See, record companies are a lot like the NHL. The same coaches keep getting canned and then turning up on other teams, usually announced with a gushing press release. Then, if they can, they bring over their top-scoring line from their last team. So chunks of one team will suddenly be on another team. Chunks of three other labels are at my current label, including the one whose reunion I’m attending tonight.

This former label has a glorious history typical of the industry. First, as an independent, they broke numerous bands important to the history of R&B and Rock. Then they got bought by a giant behemoth and became the kind of place where you could only get your office painted non-white if you were a VP or above. When that giant behemoth got bought by another multi-national a few years back, several labels were folded, including this one.

We knew for about six months and it was kind of like being on the Titanic only with Brit-pop instead of “Nearer My God To Thee.” You knew that some people would survive but that the majority of people would lose their jobs. At first there was a kind of blitheness, like, “yes, yes, it’ll be OK.” Next came the beginnings of concern. People stopped caring about radio adds and tour marketing and focused on resume-writing and networking. Then came the mass panic where everyone just came to work and hung around the hallways drinking and raiding storage closets for future eBay sales. One of the finance people had an open bar in her office and you just helped yourself before discussing the latest rumor with the other doomed passengers.
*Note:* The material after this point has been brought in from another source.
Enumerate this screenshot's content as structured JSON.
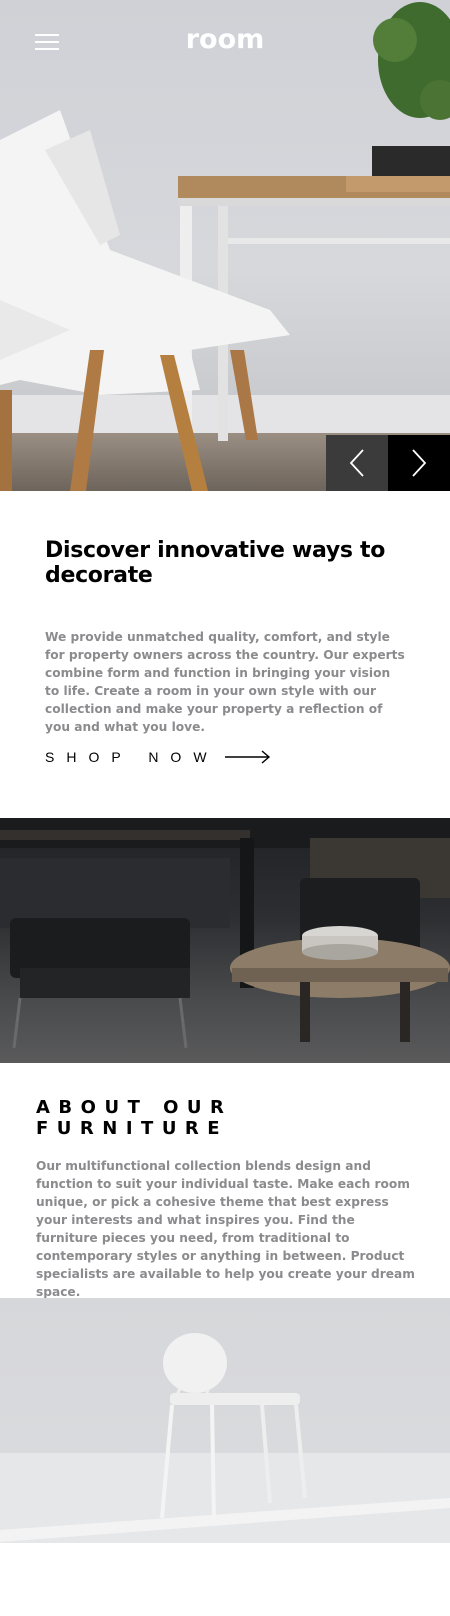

I was lucky and found a new gig about two weeks before the layoff announcements were made but it still totally blew. Honestly, it was so corporate there that I don’t miss it terribly but I do miss some of those people and I totally miss having bands I was proud to sell. I used to answer the phone, “Blankety-Blank Records” instead of the way I do now with my name. Those were the days when I could still be thrilled at the history in our catalog and excited about the artists we represented. Of course, I wasn’t allowed to have a good phone because I wasn’t at a high enough level but that won’t stop me from having some drinks with my old shipmates tonight. Ahoy!

Celine Dion – My Heart Will Go On